The purpose of this study was to assess the use of body circumference, ultrasonography, and serum leptin levels as noniavasive measures to estimate body fat percentage in adult, male, Yucatan swine, which are widely used in biomedical research models. Swine (ages 8 to 15 months) were maintained for 20 weeks: control (n = 7); high-fat, high-cholesterol diet (hyperlipidemic; n = 8); alloxan-induced diabetes with high-fat, high-cholesterol diet (diabetic dyslipidemic; n = 7); and diabetic dyslipidemic plus exercise-trained (n = 6). Anesthetized swine were positioned on their dorsum for the following measurements: 1) neck, mid-abdomen, and widest abdominal girth circumferences; and 2) neck and mid-abdomen ultrasound measurements. Blood samples were obtained for quantification of serum leptin levels. After euthanasia, the carcass and viscera were separated for chemical composition analysis, which demonstrated a significant increase in carcass and visceral fat in the diabetic dyslipidemic swine compared to controls. Serum leptin levels were also increased in the hyperlipidemic and diabetic dyslipidemic swine. Regression analyses demonstrated a significant correlation between carcass fat, visceral fat, and all of the circumference, ultrasound, and serum leptin measures.

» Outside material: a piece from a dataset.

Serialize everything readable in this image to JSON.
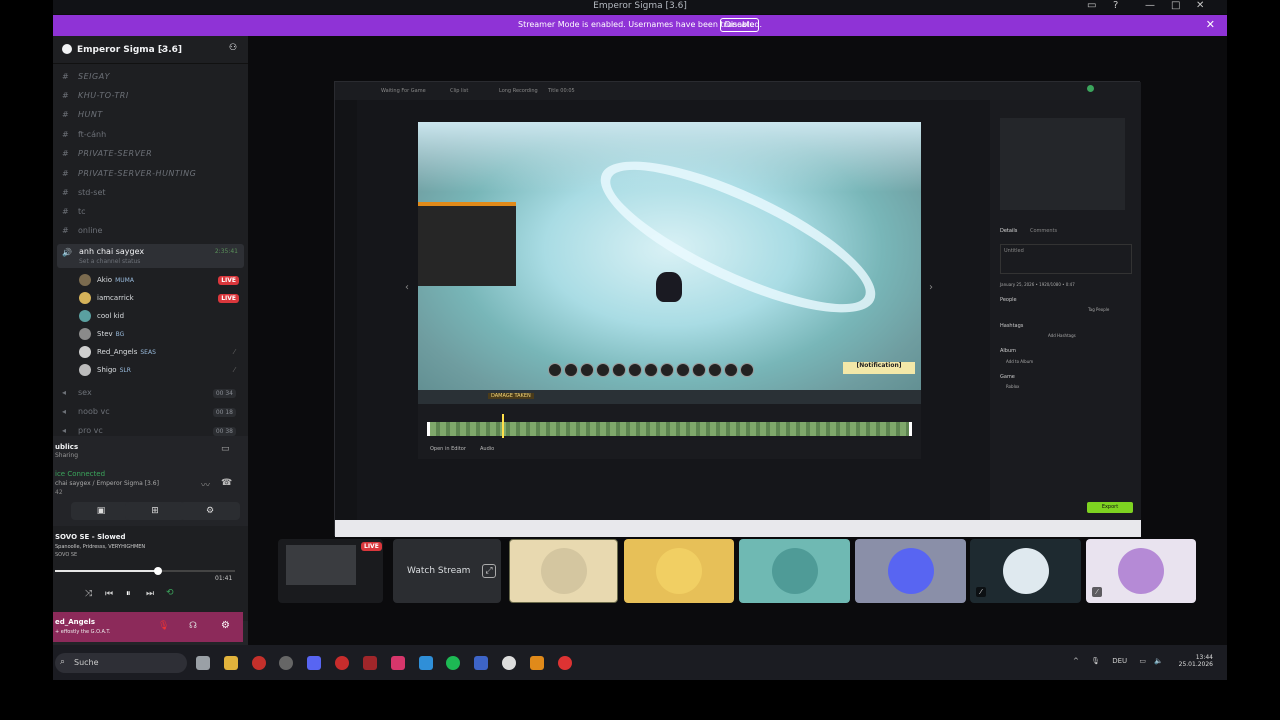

In conclusion, the widest abdominal girth circumference was the noninvasive measure with the highest predictive value for estimating carcass and visceral fat in adult, male Yucatan miniature swine.
|Original language||English (US)|
|Number of pages||7|
|State||Published - Dec 1 2005|
ASJC Scopus subject areas
- Biochemistry, Genetics and Molecular Biology(all)